Russia's Strategy in the Black Sea: How NATO Can Up Its Game


Sep 24, 2019

A view shows Russian warships and a sailing vessel during a rehearsal for the Navy Day parade in the Black Sea port of Sevastopol, Crimea July 26, 2019, photo by Alexey Pavlishak/Reuters

Russian warships and a sailing vessel take part in a rehearsal for the Navy Day parade in the Black Sea port of Sevastopol, Crimea, July 26, 2019

Photo by Alexey Pavlishak/Reuters

The Black Sea region is a central locus of the competition between Russia and the West for the future of Europe. The region experienced two decades of simmering conflicts even before Moscow's illegal annexation of Crimea in 2014, and Russia has used military force against countries in the region four times since 2008. However, the region's security challenges have not received nearly as much attention from U.S. and European officials and analysts as northeastern Europe.

To gain a better understanding of Russian strategy and activities, the interests of NATO allies and partners, and possible elements of a Western strategy to protect those interests, RAND and the German Marshall Fund of the United States (GMF), in cooperation with the Aspen Institute of Romania, conducted a workshop in Bucharest in March 2019 with 24 experts and former officials from throughout the Black Sea region. The full proceedings of the workshop can be found here.

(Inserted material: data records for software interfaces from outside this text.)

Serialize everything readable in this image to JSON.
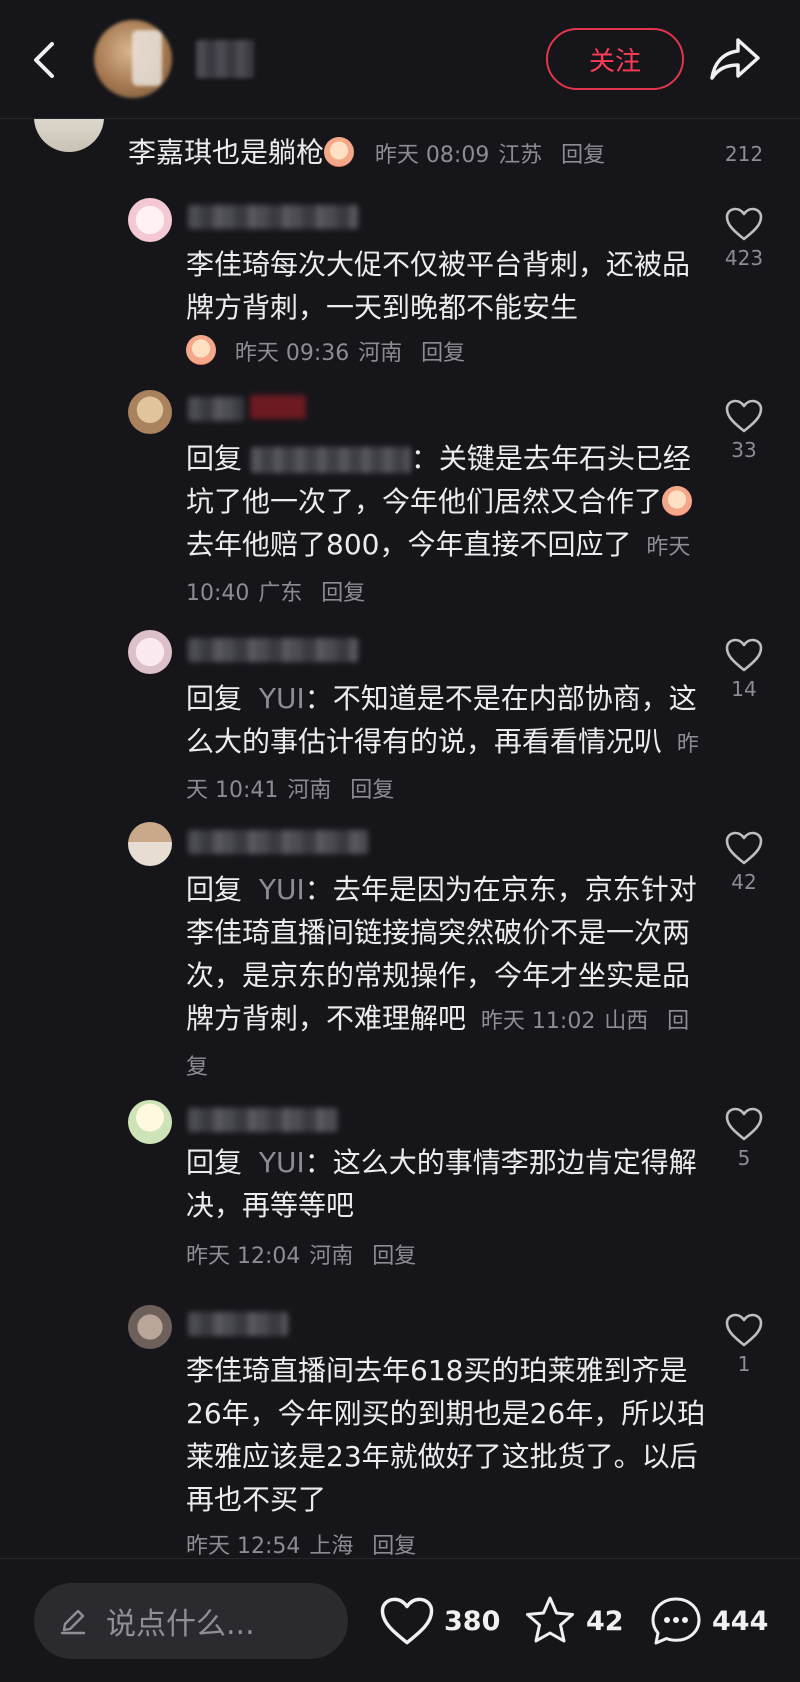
{
  "header": {
    "follow_label": "关注"
  },
  "comments": [
    {
      "text": "李嘉琪也是躺枪",
      "time": "昨天 08:09",
      "location": "江苏",
      "reply_label": "回复",
      "likes": "212"
    },
    {
      "text": "李佳琦每次大促不仅被平台背刺，还被品牌方背刺，一天到晚都不能安生",
      "time": "昨天 09:36",
      "location": "河南",
      "reply_label": "回复",
      "likes": "423"
    },
    {
      "reply_prefix": "回复",
      "text": "：关键是去年石头已经坑了他一次了，今年他们居然又合作了",
      "text2": "去年他赔了800，今年直接不回应了",
      "time": "昨天 10:40",
      "location": "广东",
      "reply_label": "回复",
      "likes": "33"
    },
    {
      "reply_prefix": "回复",
      "reply_to": "YUI",
      "text": "：不知道是不是在内部协商，这么大的事估计得有的说，再看看情况叭",
      "time": "昨天 10:41",
      "location": "河南",
      "reply_label": "回复",
      "likes": "14"
    },
    {
      "reply_prefix": "回复",
      "reply_to": "YUI",
      "text": "：去年是因为在京东，京东针对李佳琦直播间链接搞突然破价不是一次两次，是京东的常规操作，今年才坐实是品牌方背刺，不难理解吧",
      "time": "昨天 11:02",
      "location": "山西",
      "reply_label": "回复",
      "likes": "42"
    },
    {
      "reply_prefix": "回复",
      "reply_to": "YUI",
      "text": "：这么大的事情李那边肯定得解决，再等等吧",
      "time": "昨天 12:04",
      "location": "河南",
      "reply_label": "回复",
      "likes": "5"
    },
    {
      "text": "李佳琦直播间去年618买的珀莱雅到齐是26年，今年刚买的到期也是26年，所以珀莱雅应该是23年就做好了这批货了。以后再也不买了",
      "time": "昨天 12:54",
      "location": "上海",
      "reply_label": "回复",
      "likes": "1"
    }
  ],
  "bottom": {
    "input_placeholder": "说点什么...",
    "likes": "380",
    "favorites": "42",
    "comments": "444"
  },
  "colors": {
    "background": "#16161a",
    "accent": "#e2354b",
    "muted": "#8c8c93"
  }
}
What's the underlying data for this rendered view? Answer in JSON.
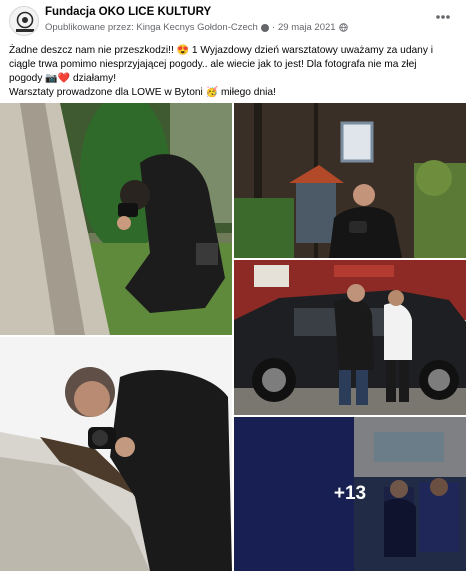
{
  "post": {
    "page_name": "Fundacja OKO   LICE KULTURY",
    "published_by": "Opublikowane przez: Kinga Kecnys Gołdon-Czech",
    "date": "29 maja 2021",
    "more_icon": "ellipsis-icon",
    "text_line1": "Żadne deszcz nam nie przeszkodzi!! ",
    "text_line1_after": " 1 Wyjazdowy dzień warsztatowy uważamy za udany i",
    "text_line2": "ciągle trwa pomimo niesprzyjającej pogody.. ale wiecie jak to jest! Dla fotografa nie ma złej",
    "text_line3": "pogody ",
    "text_line3_after": " działamy!",
    "text_line4": "Warsztaty prowadzone dla LOWE w Bytoni ",
    "text_line4_after": " miłego dnia!",
    "emoji_heart_eyes": "😍",
    "emoji_camera_heart": "📷❤️",
    "emoji_party": "🥳"
  },
  "gallery": {
    "more_count": "+13",
    "photos": [
      {
        "name": "photographer-crouching-by-tree"
      },
      {
        "name": "photographer-by-wooden-house"
      },
      {
        "name": "photographers-by-black-car"
      },
      {
        "name": "photographer-at-birch-trunk"
      },
      {
        "name": "bus-interior-with-passengers"
      }
    ]
  },
  "colors": {
    "text_primary": "#050505",
    "text_secondary": "#65676b",
    "overlay": "rgba(0,0,0,0.42)"
  }
}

Participants agreed that the Black Sea region figures prominently in Russia's overarching goal to restore influence and control along its periphery. Russia is using informational, economic, energy, and clandestine instruments, tailored to conditions in each country, with goals of keeping neighbors in states of nonalignment or insecurity and open to Russian influences. Russia's occupation and militarization of Crimea, modernization of the Black Sea Fleet, and expanded forces in the Southern Military District have strengthened its ability to secure its vital southwestern flank from attack, dissuade and intimidate neighbors, and project power into the Eastern Mediterranean and the Levant. Moscow seeks to transform the Black Sea, along with the Sea of Azov, into virtual internal waterways, where Russia can have the kind of freedom of action it has achieved in the Caspian Sea. Resource constraints may limit achievement of this goal, but available and projected Russian forces are better able to advance its interests in the region.

While the Black Sea littoral countries want to protect themselves from Russian hostile interference and military intimidation, domestic political factors as well as the countries' membership in or level of association with the European Union and NATO influence the degree of overlap and divergence in their interests. Under the circumstances, it is difficult for Western countries to craft and implement a coherent, sustainable countervailing strategy.

An effective Western strategy must first be more effective in countering Russian information operations, malign influence, and hybrid threats. More visible EU and Western engagement on nonmilitary issues, including reenergized peace negotiations and support of economic projects, regional infrastructure, and integration initiatives, could help to counter Russian influence.

Workshop participants noted that a credible Western military deterrent posture need not match Russia militarily. Deployment of advanced air and coastal defense systems in Romania and Bulgaria to counter Russian offensive missile threats, expanded NATO exercises, and continued Western assistance to Ukraine and Georgia in the development of their national defense capabilities could enhance regional deterrence. Also, ad-hoc bilateral partnerships on mutual priorities represent another possible path to advance regional cooperation.

Stephen J. Flanagan is a senior political scientist and Irina A. Chindea is an associate political scientist at the nonprofit, nonpartisan RAND Corporation.